▸ TASK PROMPT:
Before anything else, copy every record below exactly as it stands.

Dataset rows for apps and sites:
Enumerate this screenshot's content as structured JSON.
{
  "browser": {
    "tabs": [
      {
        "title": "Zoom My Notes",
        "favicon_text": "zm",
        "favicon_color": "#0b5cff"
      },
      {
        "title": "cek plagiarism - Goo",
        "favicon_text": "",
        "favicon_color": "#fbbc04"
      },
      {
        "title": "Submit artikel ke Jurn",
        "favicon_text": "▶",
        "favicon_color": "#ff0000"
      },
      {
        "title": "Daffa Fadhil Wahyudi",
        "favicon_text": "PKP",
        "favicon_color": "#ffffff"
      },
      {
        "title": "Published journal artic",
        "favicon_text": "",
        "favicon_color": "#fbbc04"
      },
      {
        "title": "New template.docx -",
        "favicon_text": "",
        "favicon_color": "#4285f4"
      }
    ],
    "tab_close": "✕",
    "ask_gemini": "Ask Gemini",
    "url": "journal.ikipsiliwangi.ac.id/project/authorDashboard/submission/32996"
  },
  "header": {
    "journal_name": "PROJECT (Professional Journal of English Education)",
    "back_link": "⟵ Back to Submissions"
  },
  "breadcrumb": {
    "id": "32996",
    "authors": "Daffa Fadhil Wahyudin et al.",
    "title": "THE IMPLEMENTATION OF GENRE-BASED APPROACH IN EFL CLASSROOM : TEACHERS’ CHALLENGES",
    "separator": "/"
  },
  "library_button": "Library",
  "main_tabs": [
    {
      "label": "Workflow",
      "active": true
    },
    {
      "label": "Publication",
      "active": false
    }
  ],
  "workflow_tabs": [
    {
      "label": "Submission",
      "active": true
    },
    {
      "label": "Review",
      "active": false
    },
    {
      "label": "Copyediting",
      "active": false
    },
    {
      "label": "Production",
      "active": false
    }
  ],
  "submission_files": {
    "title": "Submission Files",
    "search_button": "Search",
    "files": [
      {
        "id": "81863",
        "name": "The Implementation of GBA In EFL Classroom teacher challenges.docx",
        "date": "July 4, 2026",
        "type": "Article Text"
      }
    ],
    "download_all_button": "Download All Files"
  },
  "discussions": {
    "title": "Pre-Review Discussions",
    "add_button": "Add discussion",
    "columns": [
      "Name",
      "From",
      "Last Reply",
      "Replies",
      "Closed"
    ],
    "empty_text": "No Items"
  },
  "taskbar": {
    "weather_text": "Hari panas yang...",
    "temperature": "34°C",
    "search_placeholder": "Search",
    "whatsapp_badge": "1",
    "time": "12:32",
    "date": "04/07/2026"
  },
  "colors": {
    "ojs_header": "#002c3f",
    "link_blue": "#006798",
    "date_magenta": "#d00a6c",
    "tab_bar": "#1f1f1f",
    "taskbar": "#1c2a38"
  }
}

▸ FINAL ANSWER:
Enumerate this screenshot's content as structured JSON.
{
  "browser": {
    "tabs": [
      {
        "title": "Zoom My Notes",
        "favicon_text": "zm",
        "favicon_color": "#0b5cff"
      },
      {
        "title": "cek plagiarism - Goo",
        "favicon_text": "",
        "favicon_color": "#fbbc04"
      },
      {
        "title": "Submit artikel ke Jurn",
        "favicon_text": "▶",
        "favicon_color": "#ff0000"
      },
      {
        "title": "Daffa Fadhil Wahyudi",
        "favicon_text": "PKP",
        "favicon_color": "#ffffff"
      },
      {
        "title": "Published journal artic",
        "favicon_text": "",
        "favicon_color": "#fbbc04"
      },
      {
        "title": "New template.docx -",
        "favicon_text": "",
        "favicon_color": "#4285f4"
      }
    ],
    "tab_close": "✕",
    "ask_gemini": "Ask Gemini",
    "url": "journal.ikipsiliwangi.ac.id/project/authorDashboard/submission/32996"
  },
  "header": {
    "journal_name": "PROJECT (Professional Journal of English Education)",
    "back_link": "⟵ Back to Submissions"
  },
  "breadcrumb": {
    "id": "32996",
    "authors": "Daffa Fadhil Wahyudin et al.",
    "title": "THE IMPLEMENTATION OF GENRE-BASED APPROACH IN EFL CLASSROOM : TEACHERS’ CHALLENGES",
    "separator": "/"
  },
  "library_button": "Library",
  "main_tabs": [
    {
      "label": "Workflow",
      "active": true
    },
    {
      "label": "Publication",
      "active": false
    }
  ],
  "workflow_tabs": [
    {
      "label": "Submission",
      "active": true
    },
    {
      "label": "Review",
      "active": false
    },
    {
      "label": "Copyediting",
      "active": false
    },
    {
      "label": "Production",
      "active": false
    }
  ],
  "submission_files": {
    "title": "Submission Files",
    "search_button": "Search",
    "files": [
      {
        "id": "81863",
        "name": "The Implementation of GBA In EFL Classroom teacher challenges.docx",
        "date": "July 4, 2026",
        "type": "Article Text"
      }
    ],
    "download_all_button": "Download All Files"
  },
  "discussions": {
    "title": "Pre-Review Discussions",
    "add_button": "Add discussion",
    "columns": [
      "Name",
      "From",
      "Last Reply",
      "Replies",
      "Closed"
    ],
    "empty_text": "No Items"
  },
  "taskbar": {
    "weather_text": "Hari panas yang...",
    "temperature": "34°C",
    "search_placeholder": "Search",
    "whatsapp_badge": "1",
    "time": "12:32",
    "date": "04/07/2026"
  },
  "colors": {
    "ojs_header": "#002c3f",
    "link_blue": "#006798",
    "date_magenta": "#d00a6c",
    "tab_bar": "#1f1f1f",
    "taskbar": "#1c2a38"
  }
}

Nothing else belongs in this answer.